## RECORDS PROVIDED
******
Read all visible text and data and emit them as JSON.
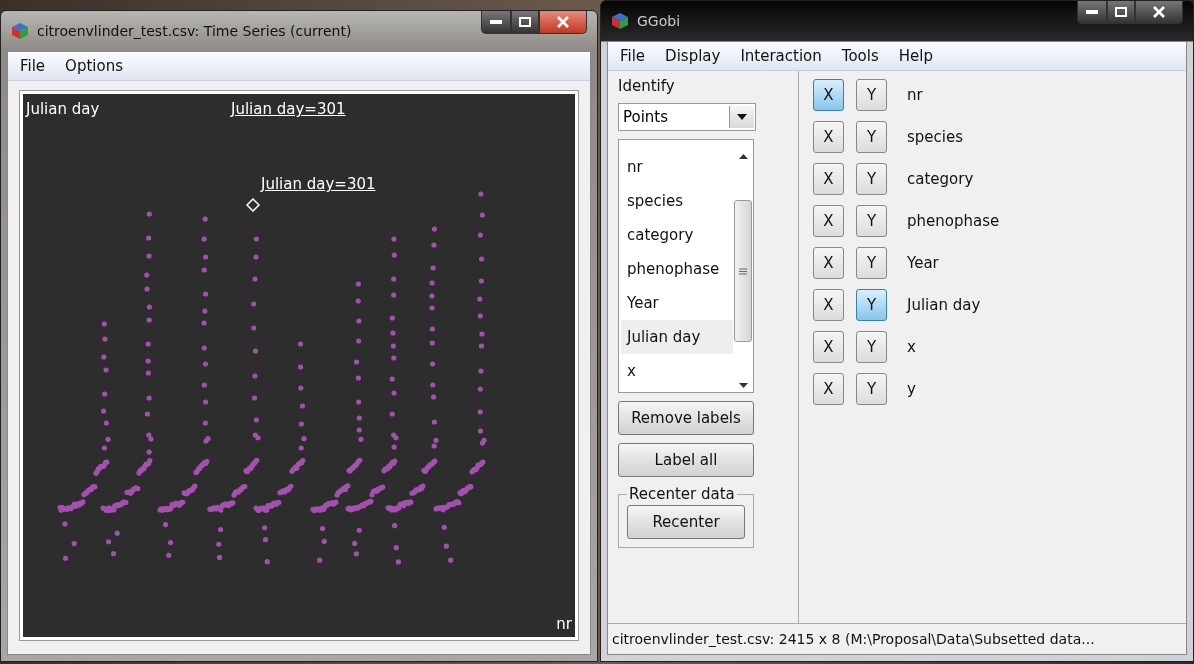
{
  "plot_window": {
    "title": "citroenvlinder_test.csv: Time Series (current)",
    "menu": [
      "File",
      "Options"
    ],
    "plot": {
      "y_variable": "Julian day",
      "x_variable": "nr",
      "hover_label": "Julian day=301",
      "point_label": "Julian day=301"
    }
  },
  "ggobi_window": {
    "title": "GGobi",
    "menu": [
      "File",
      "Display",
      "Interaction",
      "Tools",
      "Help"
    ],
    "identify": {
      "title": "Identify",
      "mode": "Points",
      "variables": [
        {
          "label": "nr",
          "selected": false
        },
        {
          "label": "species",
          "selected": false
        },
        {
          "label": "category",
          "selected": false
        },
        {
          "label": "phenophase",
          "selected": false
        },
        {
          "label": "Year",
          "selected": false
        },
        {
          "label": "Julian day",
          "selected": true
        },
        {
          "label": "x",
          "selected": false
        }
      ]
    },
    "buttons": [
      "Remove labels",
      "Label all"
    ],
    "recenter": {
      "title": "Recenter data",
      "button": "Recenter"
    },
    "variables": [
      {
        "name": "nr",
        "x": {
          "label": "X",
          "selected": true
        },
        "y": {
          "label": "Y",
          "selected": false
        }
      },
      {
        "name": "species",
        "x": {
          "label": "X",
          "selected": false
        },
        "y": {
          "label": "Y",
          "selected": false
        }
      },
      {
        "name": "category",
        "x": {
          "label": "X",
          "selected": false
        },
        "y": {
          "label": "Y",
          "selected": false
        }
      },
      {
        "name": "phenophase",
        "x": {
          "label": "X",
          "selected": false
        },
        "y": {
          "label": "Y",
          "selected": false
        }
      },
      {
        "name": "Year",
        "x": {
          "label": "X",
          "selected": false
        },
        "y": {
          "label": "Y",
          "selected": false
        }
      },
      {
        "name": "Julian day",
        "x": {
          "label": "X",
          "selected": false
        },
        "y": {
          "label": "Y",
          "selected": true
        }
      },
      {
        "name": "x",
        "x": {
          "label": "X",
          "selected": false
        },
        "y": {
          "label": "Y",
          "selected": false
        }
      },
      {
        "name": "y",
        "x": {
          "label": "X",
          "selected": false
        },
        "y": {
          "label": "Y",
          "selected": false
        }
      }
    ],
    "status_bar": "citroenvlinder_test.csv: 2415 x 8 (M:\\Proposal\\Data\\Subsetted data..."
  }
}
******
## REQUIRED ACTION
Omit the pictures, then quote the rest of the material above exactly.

## SOLVED PROBLEM
Read all visible text and data and emit them as JSON.
{
  "plot_window": {
    "title": "citroenvlinder_test.csv: Time Series (current)",
    "menu": [
      "File",
      "Options"
    ],
    "plot": {
      "y_variable": "Julian day",
      "x_variable": "nr",
      "hover_label": "Julian day=301",
      "point_label": "Julian day=301"
    }
  },
  "ggobi_window": {
    "title": "GGobi",
    "menu": [
      "File",
      "Display",
      "Interaction",
      "Tools",
      "Help"
    ],
    "identify": {
      "title": "Identify",
      "mode": "Points",
      "variables": [
        {
          "label": "nr",
          "selected": false
        },
        {
          "label": "species",
          "selected": false
        },
        {
          "label": "category",
          "selected": false
        },
        {
          "label": "phenophase",
          "selected": false
        },
        {
          "label": "Year",
          "selected": false
        },
        {
          "label": "Julian day",
          "selected": true
        },
        {
          "label": "x",
          "selected": false
        }
      ]
    },
    "buttons": [
      "Remove labels",
      "Label all"
    ],
    "recenter": {
      "title": "Recenter data",
      "button": "Recenter"
    },
    "variables": [
      {
        "name": "nr",
        "x": {
          "label": "X",
          "selected": true
        },
        "y": {
          "label": "Y",
          "selected": false
        }
      },
      {
        "name": "species",
        "x": {
          "label": "X",
          "selected": false
        },
        "y": {
          "label": "Y",
          "selected": false
        }
      },
      {
        "name": "category",
        "x": {
          "label": "X",
          "selected": false
        },
        "y": {
          "label": "Y",
          "selected": false
        }
      },
      {
        "name": "phenophase",
        "x": {
          "label": "X",
          "selected": false
        },
        "y": {
          "label": "Y",
          "selected": false
        }
      },
      {
        "name": "Year",
        "x": {
          "label": "X",
          "selected": false
        },
        "y": {
          "label": "Y",
          "selected": false
        }
      },
      {
        "name": "Julian day",
        "x": {
          "label": "X",
          "selected": false
        },
        "y": {
          "label": "Y",
          "selected": true
        }
      },
      {
        "name": "x",
        "x": {
          "label": "X",
          "selected": false
        },
        "y": {
          "label": "Y",
          "selected": false
        }
      },
      {
        "name": "y",
        "x": {
          "label": "X",
          "selected": false
        },
        "y": {
          "label": "Y",
          "selected": false
        }
      }
    ],
    "status_bar": "citroenvlinder_test.csv: 2415 x 8 (M:\\Proposal\\Data\\Subsetted data..."
  }
}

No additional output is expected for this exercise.